→ Exercise: Retype every line below precisely as it appears.

**** The data ****

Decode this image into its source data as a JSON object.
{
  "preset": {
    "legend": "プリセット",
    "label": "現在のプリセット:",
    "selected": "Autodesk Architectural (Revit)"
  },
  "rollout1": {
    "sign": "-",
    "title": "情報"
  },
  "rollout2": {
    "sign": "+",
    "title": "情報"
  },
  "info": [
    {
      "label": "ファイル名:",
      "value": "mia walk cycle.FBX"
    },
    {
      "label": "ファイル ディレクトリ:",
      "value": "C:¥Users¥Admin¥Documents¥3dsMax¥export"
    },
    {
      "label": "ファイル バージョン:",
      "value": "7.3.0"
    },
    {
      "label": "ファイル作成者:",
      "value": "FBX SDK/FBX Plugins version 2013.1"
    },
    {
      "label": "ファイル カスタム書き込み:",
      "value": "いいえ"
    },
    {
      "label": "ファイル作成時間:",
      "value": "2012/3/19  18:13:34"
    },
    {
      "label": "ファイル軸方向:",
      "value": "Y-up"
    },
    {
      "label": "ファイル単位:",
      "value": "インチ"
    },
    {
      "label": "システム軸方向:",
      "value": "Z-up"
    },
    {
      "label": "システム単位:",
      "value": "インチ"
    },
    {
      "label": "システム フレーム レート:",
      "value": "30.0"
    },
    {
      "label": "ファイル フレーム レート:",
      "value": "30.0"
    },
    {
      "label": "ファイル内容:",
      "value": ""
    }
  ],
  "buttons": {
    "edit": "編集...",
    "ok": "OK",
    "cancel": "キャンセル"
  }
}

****

→ Result of this exercise:
Decode this image into its source data as a JSON object.
{
  "preset": {
    "legend": "プリセット",
    "label": "現在のプリセット:",
    "selected": "Autodesk Architectural (Revit)"
  },
  "rollout1": {
    "sign": "-",
    "title": "情報"
  },
  "rollout2": {
    "sign": "+",
    "title": "情報"
  },
  "info": [
    {
      "label": "ファイル名:",
      "value": "mia walk cycle.FBX"
    },
    {
      "label": "ファイル ディレクトリ:",
      "value": "C:¥Users¥Admin¥Documents¥3dsMax¥export"
    },
    {
      "label": "ファイル バージョン:",
      "value": "7.3.0"
    },
    {
      "label": "ファイル作成者:",
      "value": "FBX SDK/FBX Plugins version 2013.1"
    },
    {
      "label": "ファイル カスタム書き込み:",
      "value": "いいえ"
    },
    {
      "label": "ファイル作成時間:",
      "value": "2012/3/19  18:13:34"
    },
    {
      "label": "ファイル軸方向:",
      "value": "Y-up"
    },
    {
      "label": "ファイル単位:",
      "value": "インチ"
    },
    {
      "label": "システム軸方向:",
      "value": "Z-up"
    },
    {
      "label": "システム単位:",
      "value": "インチ"
    },
    {
      "label": "システム フレーム レート:",
      "value": "30.0"
    },
    {
      "label": "ファイル フレーム レート:",
      "value": "30.0"
    },
    {
      "label": "ファイル内容:",
      "value": ""
    }
  ],
  "buttons": {
    "edit": "編集...",
    "ok": "OK",
    "cancel": "キャンセル"
  }
}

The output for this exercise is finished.